Getting that invitation was the highlight of my year.
Mrs. Plant had asked me to come over for an afternoon visit, and I was incredulous and baffled as to what I had to offer her in the way of company or conversation. She was my third-grade teacher and, as it turned out, lived in the same town as I, although her house was on the other side of a street that bisected our neighborhoods. At that age, my corner of the earth was small and flat. It seemed to me that if I ventured beyond the area surrounding my house I might fall off it. Nevertheless, I set out for this grown-up adventure with the hope of experiencing something grand.
Later, sipping lemonade in her living room, I took in the pale, apple-green color of the sofa, the heaviness of the drapes, the dark walnut polish on the furniture and the shininess of the picture frames arranged carefully on top of a formal sideboard. I was intrigued. I felt newly aware and curious about my surroundings and so I piped up, “Can I see the upstairs?” Unfortunately, Mrs. Plant thought my request rude and shot me down. I had only wanted to see the layout of the space. I look back on this memory and simultaneously laugh at and applaud my own pluck. Everywhere I go I am always assessing my environment and redesigning it in my head.

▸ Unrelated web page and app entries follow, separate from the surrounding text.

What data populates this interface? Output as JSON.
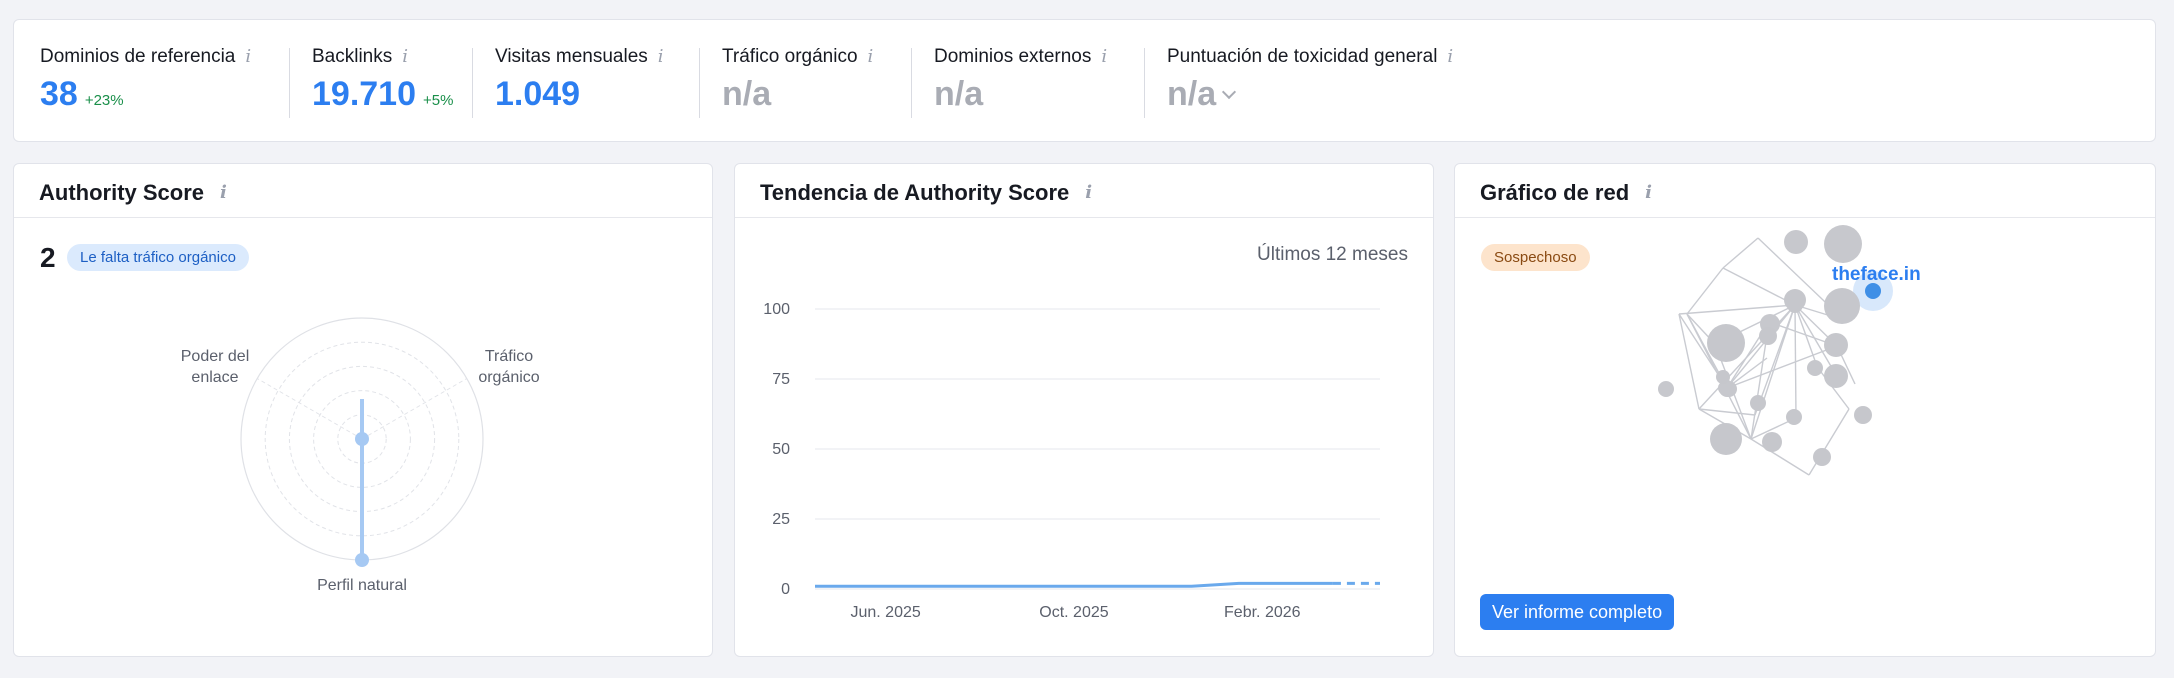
{
  "metrics": {
    "referring_domains": {
      "label": "Dominios de referencia",
      "value": "38",
      "delta": "+23%"
    },
    "backlinks": {
      "label": "Backlinks",
      "value": "19.710",
      "delta": "+5%"
    },
    "monthly_visits": {
      "label": "Visitas mensuales",
      "value": "1.049"
    },
    "organic_traffic": {
      "label": "Tráfico orgánico",
      "value": "n/a"
    },
    "external_domains": {
      "label": "Dominios externos",
      "value": "n/a"
    },
    "toxicity": {
      "label": "Puntuación de toxicidad general",
      "value": "n/a"
    }
  },
  "authority": {
    "title": "Authority Score",
    "score": "2",
    "badge": "Le falta tráfico orgánico",
    "radar_labels": {
      "link_power_line1": "Poder del",
      "link_power_line2": "enlace",
      "organic_traffic_line1": "Tráfico",
      "organic_traffic_line2": "orgánico",
      "natural_profile": "Perfil natural"
    },
    "radar_values": {
      "link_power": 0,
      "organic_traffic": 0,
      "natural_profile": 1.0
    }
  },
  "trend": {
    "title": "Tendencia de Authority Score",
    "period": "Últimos 12 meses"
  },
  "chart_data": {
    "type": "line",
    "title": "Tendencia de Authority Score",
    "xlabel": "",
    "ylabel": "",
    "ylim": [
      0,
      100
    ],
    "yticks": [
      "100",
      "75",
      "50",
      "25",
      "0"
    ],
    "x_tick_labels": [
      "Jun. 2025",
      "Oct. 2025",
      "Febr. 2026"
    ],
    "x": [
      0,
      1,
      2,
      3,
      4,
      5,
      6,
      7,
      8,
      9,
      10,
      11
    ],
    "series": [
      {
        "values": [
          1,
          1,
          1,
          1,
          1,
          1,
          1,
          1,
          1,
          2,
          2,
          2
        ]
      }
    ],
    "projected": [
      {
        "from_x": 11,
        "to_x": 12,
        "value": 2
      }
    ],
    "grid": true,
    "color": "#6aa9ec"
  },
  "network": {
    "title": "Gráfico de red",
    "badge": "Sospechoso",
    "highlight_label": "theface.in",
    "button": "Ver informe completo"
  },
  "colors": {
    "accent": "#2c7ef0",
    "muted": "#a9acb4",
    "delta": "#1a8f4a"
  }
}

When it was time for college, many of my friends were accepted at The Cooper Union School of Art and Pratt Institute. I badly wanted to attend a fine art school, too, but my parents were skeptical. Ever practical, my mother found what she considered a more suitable channel for my talent and presented me with an ad for the Fashion Institute of Technology that she had cut out of The New York Times’ education section. Design school, she said, would at least ensure that I could get a job afterward. That was OK with her.
She was right: I was employed one week after graduation. This was no small thing coming from a family for whom the “immigrant experience,” although one generation removed, was alive and well. I went on to become the first woman in the family to live on my own, entirely self-supporting, pursuing a career. I didn’t really think much about that at the time, because I was too busy working hard and enjoying city life. But looking back, I can truly appreciate what interior design has afforded me — choices and opportunities as a professional woman.
After college, I moved to Brooklyn — back when it was an affordable outpost — and, even though I couldn’t get anyone to visit me there, I spent a lot of time decorating my apartment, which I had the resources to do thanks to my mother’s example of cultivating frugal ways. While my contemporaries were throwing down expensive drinks in Manhattan and chasing each other around clubs, I was kicking back in a beautiful brownstone in an architecturally rich neighborhood. Those were my priorities then and now.
Having since moved to Westchester, I have proven against all popular wisdom that it is entirely possible to maintain a splendidly decorated home while raising a child, despite his attendant messes.
My interior design projects are mostly residential these days and, although I have been doing this for a long time, I still love it. With the advent of Instagram, I can binge-view gorgeously curated interior images all day long until I’m dizzy, which I do often. Now in the digital age, I have the freedom to peek at the upstairs of anyone’s house to my heart’s content.